Here’s an Amazon list of items to help you prepare for a hurricane without leaving your desk. But really, that stuff is good for just about any emergency.

Edmunds.com created a roadside emergency kit list of items to keep in the car. 



There are a ton of books on survival and emergency preparation out there. Does anyone have a good one they can recommend?

Here’s a list of 7 reviewed books at Amazon.

Sign of the Times

I’ve lived in this subdivision since 2006. My parents have been here since 2002. And until a few days ago, no one in this neighborhood has ever been evicted from their home. And yesterday, it was a sheriff-come-out-and-throw-your-stuff-out-on-the-yard eviction, too. Nasty stuff, that.

It’s sad, all their stuff sitting there on the main drag of the subdivision, exposed to the elements, deer, dogs, feral rabbits, and whatnot. I hope they have somewhere to go; I think they do since there was a large caravan of cars at the house carting stuff away yesterday.

Some of their belongings are still out on the yard, piled up in a big mess. At this point, I don’t even know if they’re going to come back and get the remainder. It’s sad.

I hope it doesn’t happen again.

The Overqualified Middle Class

I can’t find a job here in Georgia in engineering. I’ve talked to headhunters, both in and out of Georgia. There are so many civil engineers in Georgia and Florida looking for jobs in other states that the market is saturated with civil engineers. The market is so saturated that companies aren’t offering to pay for relocation. As one head hunter put it, “Civil engineering is dead in Georgia and Florida. NC is great right now. Can you relocate?” I can’t afford to relocate.

I’m not proud. I’ll work where ever I can. So I’ve applied at places like Wal-Mart and Home Depot and JC Penny’s. They won’t have me. They won’t have me at any price. And believe me, I’ve dropped my price.

I talked to a woman at a local government employment agency about it. Apparently, I have two problems that prevent me from finding work: 1) I was disabled for two years and 2) I’m overqualified.

Well, hell.

Her advice was to keep pestering friends and family for information on jobs where they work. I’ve done that. The companies they work for are barely holding on as it is. They’re finding people to lay off in the near future, not looking for people to hire.

The kind lady at the government also said that eventually I’d find a job.
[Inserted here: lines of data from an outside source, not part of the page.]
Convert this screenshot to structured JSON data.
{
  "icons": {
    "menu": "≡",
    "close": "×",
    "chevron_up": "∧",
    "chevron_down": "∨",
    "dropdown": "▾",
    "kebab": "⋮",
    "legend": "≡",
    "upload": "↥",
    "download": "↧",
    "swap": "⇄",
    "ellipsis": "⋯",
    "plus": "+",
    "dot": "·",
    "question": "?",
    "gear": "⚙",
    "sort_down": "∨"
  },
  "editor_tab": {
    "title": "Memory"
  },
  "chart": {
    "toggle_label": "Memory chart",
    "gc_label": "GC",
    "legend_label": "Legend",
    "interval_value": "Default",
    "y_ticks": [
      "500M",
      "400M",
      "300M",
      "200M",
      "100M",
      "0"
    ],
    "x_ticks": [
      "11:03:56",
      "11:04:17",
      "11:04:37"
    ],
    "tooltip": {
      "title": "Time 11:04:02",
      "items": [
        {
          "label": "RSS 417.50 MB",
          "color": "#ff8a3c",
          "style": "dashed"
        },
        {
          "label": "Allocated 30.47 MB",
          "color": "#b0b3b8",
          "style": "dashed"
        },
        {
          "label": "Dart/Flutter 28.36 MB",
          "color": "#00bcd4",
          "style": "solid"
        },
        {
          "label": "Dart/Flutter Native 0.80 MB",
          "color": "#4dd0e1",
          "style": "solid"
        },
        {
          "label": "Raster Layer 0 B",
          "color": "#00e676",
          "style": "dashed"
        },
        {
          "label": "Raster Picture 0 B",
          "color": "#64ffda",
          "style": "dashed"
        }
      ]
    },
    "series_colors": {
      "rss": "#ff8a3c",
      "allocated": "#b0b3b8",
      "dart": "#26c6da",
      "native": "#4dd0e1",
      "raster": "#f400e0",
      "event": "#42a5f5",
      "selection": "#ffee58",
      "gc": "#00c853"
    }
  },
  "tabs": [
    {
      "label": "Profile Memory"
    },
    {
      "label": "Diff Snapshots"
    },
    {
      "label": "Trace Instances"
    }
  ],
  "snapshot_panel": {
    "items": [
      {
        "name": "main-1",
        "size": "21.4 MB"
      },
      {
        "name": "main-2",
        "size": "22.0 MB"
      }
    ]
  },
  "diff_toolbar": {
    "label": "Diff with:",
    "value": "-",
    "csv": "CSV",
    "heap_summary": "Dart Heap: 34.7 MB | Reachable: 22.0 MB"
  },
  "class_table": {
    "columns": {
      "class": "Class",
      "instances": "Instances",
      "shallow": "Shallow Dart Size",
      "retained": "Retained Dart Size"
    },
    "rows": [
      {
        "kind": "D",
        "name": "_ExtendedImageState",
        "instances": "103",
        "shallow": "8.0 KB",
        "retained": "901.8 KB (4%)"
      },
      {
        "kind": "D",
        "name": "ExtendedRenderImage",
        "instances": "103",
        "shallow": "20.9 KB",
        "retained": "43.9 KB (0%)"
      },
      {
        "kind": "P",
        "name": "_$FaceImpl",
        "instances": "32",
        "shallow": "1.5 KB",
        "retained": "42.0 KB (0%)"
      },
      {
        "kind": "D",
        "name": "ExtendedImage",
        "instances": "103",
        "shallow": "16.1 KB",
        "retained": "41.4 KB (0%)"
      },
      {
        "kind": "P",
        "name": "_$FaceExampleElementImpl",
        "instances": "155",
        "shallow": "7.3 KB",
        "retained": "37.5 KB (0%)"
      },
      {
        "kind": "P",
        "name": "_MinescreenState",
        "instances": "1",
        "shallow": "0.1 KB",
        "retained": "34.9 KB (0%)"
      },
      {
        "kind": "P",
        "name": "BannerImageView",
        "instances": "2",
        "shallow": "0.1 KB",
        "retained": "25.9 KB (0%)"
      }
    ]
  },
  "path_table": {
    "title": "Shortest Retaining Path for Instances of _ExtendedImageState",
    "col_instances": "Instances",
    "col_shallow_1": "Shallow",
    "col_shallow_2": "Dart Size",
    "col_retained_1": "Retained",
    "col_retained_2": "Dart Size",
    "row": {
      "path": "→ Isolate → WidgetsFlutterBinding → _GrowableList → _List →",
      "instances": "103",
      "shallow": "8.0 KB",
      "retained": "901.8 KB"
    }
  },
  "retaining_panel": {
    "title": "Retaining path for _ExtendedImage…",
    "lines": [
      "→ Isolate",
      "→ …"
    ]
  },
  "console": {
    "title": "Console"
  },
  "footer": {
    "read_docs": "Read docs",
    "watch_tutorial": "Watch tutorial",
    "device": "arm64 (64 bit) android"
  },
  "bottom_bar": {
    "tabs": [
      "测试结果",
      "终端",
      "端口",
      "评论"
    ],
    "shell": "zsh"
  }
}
I just have to find someone who doesn’t care or doestn’ notice that I haven’t worked since September 2006.

So between emailing resumes, I’ve been getting the house in order. I’ve been cleaning for the holidays, checking my SHTF (Shit Hits the Fan) stuff,  doing genealogy, etc. While researching SHTF preparedness, I came across a forum where such issues were being discussed, from the position of someone who has actually been through a SHTF scenario in Argentina in December 2001. The quote that most struck a chord in me:

You see, we have a middle class that suddenly turns to poor, creating a society of basically poor people, there is no more middle class to cushion tensions any more. Middle class suddenly discovers that they are overqualified for the jobs they can find and have to settle for anything they can obtain, there for unemployment sky rockets, too much to offer, too little demand.

Well, hell.

It’s a good read. If you’re preparing for when the SHTF, you should go read the whole thing. Especially enlightening for me was the list of things he’d buy if he could go back in time and get them before the SHTF.

[Via Twisted Spinster.]